### Task item
Copy out each line featuring the string "bonus" from the entries beneath.

+++ Data to process +++

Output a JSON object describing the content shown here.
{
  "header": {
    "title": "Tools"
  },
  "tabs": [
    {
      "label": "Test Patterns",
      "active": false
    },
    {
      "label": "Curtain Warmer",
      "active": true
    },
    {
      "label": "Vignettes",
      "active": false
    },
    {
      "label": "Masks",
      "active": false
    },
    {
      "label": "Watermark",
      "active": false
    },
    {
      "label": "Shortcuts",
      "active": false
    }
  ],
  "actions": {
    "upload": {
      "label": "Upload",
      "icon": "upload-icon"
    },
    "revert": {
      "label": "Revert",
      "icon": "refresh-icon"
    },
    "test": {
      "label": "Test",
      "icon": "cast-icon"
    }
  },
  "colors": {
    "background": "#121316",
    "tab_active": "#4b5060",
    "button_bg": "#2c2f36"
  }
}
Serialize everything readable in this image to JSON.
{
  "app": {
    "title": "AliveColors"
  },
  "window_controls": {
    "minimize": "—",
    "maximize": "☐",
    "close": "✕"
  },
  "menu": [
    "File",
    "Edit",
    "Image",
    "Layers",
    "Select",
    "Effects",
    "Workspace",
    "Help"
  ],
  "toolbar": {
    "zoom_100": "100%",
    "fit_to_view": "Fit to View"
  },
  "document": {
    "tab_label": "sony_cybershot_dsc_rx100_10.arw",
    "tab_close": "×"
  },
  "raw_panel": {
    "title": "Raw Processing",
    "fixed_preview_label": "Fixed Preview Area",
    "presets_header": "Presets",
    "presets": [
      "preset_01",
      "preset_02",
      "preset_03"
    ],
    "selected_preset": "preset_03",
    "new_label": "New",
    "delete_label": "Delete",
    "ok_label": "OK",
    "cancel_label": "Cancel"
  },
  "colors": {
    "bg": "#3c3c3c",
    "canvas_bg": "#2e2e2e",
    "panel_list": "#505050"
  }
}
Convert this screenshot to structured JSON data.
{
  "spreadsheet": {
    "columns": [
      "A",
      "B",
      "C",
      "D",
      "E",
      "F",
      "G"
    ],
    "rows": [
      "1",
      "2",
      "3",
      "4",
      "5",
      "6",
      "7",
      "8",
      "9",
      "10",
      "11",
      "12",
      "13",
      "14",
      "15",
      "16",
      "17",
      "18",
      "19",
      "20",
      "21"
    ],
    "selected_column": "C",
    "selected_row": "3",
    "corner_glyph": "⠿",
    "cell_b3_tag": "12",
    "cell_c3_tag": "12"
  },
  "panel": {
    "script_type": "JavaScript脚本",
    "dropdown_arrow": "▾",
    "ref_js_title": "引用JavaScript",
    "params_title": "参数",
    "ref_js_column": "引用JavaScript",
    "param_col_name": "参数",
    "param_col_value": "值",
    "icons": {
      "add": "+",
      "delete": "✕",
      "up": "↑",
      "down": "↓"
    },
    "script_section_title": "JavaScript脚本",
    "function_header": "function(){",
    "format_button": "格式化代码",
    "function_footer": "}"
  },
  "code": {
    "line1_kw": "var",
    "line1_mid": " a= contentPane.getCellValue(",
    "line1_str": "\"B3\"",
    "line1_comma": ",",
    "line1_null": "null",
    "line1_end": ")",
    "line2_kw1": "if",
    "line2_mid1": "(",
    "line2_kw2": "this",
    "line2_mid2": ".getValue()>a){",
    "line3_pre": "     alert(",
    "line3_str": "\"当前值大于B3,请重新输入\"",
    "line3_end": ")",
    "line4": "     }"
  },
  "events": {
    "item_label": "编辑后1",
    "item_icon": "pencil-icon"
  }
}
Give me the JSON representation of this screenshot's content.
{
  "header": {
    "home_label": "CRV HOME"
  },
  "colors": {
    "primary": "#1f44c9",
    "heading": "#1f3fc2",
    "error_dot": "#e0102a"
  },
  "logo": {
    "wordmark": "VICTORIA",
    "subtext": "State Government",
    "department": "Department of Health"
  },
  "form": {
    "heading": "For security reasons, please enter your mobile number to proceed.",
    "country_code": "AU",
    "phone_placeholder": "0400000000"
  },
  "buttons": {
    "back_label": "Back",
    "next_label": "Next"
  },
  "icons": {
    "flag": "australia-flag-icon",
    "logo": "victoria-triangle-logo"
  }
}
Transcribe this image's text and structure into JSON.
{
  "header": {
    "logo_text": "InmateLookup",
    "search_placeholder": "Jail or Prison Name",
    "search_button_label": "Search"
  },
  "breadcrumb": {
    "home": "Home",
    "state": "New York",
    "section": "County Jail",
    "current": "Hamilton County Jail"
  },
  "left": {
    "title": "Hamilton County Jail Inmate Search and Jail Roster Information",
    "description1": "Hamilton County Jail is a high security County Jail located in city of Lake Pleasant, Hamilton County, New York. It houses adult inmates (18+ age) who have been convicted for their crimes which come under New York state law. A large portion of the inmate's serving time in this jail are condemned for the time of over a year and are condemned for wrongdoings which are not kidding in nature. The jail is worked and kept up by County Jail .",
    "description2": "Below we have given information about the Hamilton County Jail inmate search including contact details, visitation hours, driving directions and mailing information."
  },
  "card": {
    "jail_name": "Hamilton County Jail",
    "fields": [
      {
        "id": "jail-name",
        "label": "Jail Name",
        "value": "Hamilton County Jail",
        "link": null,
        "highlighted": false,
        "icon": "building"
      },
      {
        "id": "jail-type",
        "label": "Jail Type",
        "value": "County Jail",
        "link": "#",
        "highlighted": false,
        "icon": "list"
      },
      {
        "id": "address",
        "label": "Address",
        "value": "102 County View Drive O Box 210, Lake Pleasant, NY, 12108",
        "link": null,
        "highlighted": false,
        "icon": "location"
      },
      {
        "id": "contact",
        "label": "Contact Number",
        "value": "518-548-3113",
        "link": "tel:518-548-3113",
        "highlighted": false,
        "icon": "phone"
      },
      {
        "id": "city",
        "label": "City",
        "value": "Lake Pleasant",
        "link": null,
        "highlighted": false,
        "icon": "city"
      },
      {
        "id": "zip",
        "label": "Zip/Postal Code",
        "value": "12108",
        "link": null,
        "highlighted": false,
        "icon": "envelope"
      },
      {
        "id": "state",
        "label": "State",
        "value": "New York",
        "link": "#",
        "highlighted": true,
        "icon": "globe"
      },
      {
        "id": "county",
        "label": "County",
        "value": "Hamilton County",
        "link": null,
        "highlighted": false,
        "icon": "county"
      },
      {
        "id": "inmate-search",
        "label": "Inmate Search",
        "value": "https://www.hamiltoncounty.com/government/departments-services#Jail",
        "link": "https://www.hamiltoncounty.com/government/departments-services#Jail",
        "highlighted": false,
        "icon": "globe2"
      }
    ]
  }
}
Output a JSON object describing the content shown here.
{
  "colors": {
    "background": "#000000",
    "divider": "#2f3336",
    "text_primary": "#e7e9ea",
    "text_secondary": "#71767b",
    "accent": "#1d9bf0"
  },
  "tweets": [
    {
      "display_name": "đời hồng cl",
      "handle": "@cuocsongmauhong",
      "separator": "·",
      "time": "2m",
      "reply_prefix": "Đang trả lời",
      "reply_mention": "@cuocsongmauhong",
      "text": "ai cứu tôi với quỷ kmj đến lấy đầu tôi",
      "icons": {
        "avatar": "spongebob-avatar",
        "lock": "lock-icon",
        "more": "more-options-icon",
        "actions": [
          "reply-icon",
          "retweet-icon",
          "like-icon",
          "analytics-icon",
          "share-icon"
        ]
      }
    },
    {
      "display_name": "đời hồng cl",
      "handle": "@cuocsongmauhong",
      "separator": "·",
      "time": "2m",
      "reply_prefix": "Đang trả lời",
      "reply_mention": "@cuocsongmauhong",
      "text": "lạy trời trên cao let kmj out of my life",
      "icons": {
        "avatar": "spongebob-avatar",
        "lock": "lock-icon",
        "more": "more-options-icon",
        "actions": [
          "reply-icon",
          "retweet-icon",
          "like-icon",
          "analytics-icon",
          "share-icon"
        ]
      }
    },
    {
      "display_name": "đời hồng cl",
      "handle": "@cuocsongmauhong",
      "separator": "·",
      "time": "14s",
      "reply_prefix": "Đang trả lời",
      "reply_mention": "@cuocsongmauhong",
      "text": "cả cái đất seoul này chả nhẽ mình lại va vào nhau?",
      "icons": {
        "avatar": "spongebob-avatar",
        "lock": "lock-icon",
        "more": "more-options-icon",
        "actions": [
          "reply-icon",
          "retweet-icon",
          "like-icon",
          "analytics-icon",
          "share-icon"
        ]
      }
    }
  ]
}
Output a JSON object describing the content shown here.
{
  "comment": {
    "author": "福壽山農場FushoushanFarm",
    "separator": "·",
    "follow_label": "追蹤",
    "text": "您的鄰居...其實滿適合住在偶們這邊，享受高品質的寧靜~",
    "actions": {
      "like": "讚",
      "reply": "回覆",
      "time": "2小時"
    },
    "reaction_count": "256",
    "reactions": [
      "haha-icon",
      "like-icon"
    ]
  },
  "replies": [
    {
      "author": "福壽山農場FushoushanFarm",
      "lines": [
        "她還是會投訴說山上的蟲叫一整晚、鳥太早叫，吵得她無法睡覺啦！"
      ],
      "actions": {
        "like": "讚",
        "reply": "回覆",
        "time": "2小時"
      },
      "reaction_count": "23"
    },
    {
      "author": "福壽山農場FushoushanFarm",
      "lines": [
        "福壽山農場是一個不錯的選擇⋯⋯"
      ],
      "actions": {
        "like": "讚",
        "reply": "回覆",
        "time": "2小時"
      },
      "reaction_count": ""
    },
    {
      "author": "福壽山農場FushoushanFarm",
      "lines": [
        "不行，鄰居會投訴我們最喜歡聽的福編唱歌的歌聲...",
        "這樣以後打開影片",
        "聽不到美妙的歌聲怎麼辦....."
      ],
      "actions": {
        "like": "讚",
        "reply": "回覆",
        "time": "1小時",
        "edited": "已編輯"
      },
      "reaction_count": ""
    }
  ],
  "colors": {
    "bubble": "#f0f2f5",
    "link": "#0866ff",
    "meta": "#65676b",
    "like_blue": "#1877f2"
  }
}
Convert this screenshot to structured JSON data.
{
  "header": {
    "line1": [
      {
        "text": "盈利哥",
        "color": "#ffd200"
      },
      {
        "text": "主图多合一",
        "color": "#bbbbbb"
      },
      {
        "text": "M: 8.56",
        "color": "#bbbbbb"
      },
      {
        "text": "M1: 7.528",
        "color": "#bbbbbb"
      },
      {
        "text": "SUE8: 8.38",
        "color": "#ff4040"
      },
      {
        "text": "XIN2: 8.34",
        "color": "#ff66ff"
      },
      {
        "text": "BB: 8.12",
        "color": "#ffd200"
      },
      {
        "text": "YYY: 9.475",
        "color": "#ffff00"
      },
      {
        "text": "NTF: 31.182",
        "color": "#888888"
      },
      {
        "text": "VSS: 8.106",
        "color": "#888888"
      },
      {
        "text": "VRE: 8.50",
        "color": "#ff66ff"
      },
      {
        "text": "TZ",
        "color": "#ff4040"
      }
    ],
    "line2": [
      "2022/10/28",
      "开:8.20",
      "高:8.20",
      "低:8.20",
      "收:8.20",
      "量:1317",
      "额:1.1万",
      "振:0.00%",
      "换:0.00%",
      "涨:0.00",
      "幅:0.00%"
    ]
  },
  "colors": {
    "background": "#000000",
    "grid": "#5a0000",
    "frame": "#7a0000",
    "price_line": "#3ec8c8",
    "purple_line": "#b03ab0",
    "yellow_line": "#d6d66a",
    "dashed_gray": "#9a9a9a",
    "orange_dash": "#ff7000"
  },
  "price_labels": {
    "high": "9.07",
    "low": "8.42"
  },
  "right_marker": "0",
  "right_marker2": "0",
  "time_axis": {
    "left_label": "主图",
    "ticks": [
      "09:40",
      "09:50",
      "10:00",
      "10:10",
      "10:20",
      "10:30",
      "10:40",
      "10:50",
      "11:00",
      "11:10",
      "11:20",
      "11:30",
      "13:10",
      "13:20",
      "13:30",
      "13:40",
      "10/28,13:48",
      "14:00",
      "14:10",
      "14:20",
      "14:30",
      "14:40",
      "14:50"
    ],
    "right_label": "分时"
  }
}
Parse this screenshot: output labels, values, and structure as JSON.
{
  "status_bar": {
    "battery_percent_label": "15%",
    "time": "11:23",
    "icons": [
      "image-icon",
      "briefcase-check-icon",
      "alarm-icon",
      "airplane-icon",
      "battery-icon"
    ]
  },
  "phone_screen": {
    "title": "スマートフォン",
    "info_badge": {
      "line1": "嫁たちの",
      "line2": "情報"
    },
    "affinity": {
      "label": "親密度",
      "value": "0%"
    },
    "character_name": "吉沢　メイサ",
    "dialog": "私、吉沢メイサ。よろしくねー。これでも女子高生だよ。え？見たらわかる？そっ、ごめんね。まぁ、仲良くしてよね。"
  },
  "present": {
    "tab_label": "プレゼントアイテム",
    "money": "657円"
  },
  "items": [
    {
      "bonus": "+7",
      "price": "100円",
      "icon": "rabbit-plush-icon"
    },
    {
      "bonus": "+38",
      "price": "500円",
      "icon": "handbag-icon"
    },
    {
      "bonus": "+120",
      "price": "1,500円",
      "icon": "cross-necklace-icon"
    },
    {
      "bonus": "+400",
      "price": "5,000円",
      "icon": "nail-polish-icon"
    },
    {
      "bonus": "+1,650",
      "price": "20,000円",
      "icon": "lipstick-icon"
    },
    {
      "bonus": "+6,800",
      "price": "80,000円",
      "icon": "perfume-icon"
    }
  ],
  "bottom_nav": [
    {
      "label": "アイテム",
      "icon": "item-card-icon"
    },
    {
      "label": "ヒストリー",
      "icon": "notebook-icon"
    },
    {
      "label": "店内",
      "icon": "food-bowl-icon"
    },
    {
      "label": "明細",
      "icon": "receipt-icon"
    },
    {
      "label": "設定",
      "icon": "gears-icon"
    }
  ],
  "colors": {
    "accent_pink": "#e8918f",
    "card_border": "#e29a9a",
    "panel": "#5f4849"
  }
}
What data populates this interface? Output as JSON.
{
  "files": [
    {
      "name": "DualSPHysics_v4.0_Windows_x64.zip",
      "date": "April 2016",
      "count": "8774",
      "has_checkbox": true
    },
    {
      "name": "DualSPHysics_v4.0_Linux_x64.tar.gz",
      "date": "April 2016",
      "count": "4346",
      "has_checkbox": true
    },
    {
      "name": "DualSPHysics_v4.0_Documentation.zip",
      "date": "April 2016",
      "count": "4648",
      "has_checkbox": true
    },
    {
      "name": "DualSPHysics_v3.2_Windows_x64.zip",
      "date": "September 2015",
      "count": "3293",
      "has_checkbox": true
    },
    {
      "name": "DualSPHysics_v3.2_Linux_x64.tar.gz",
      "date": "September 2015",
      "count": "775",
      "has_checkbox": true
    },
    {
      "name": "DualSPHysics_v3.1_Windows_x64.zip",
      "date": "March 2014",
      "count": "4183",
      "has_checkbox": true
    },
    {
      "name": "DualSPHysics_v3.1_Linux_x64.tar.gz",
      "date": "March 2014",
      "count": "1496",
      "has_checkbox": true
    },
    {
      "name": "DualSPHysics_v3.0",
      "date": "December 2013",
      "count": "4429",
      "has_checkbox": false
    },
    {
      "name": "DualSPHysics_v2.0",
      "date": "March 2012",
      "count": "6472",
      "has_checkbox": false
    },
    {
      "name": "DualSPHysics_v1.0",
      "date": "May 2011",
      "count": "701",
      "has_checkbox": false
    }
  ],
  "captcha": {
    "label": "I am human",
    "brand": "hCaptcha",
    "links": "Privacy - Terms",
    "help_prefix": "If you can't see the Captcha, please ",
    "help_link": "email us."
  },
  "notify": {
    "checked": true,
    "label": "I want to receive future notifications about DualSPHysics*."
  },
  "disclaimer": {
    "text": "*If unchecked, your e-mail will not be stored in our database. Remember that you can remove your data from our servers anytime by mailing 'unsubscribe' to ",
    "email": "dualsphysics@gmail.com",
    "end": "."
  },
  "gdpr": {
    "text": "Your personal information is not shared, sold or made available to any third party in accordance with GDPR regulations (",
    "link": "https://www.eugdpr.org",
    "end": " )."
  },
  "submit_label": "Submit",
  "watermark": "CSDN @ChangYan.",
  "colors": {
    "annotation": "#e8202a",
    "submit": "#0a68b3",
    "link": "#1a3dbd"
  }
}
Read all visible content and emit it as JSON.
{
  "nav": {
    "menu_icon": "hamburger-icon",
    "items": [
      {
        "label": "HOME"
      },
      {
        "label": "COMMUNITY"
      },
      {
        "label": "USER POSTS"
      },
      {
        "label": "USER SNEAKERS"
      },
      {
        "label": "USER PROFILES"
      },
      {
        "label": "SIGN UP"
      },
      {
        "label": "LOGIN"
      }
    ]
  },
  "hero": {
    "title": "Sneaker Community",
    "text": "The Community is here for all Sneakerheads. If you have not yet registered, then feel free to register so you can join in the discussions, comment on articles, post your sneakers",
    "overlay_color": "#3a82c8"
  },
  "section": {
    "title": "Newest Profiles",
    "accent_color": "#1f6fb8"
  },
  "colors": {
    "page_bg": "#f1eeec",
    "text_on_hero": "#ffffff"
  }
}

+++

### Exercise solution
      "bonus": "+7",
      "bonus": "+38",
      "bonus": "+120",
      "bonus": "+400",
      "bonus": "+1,650",
      "bonus": "+6,800",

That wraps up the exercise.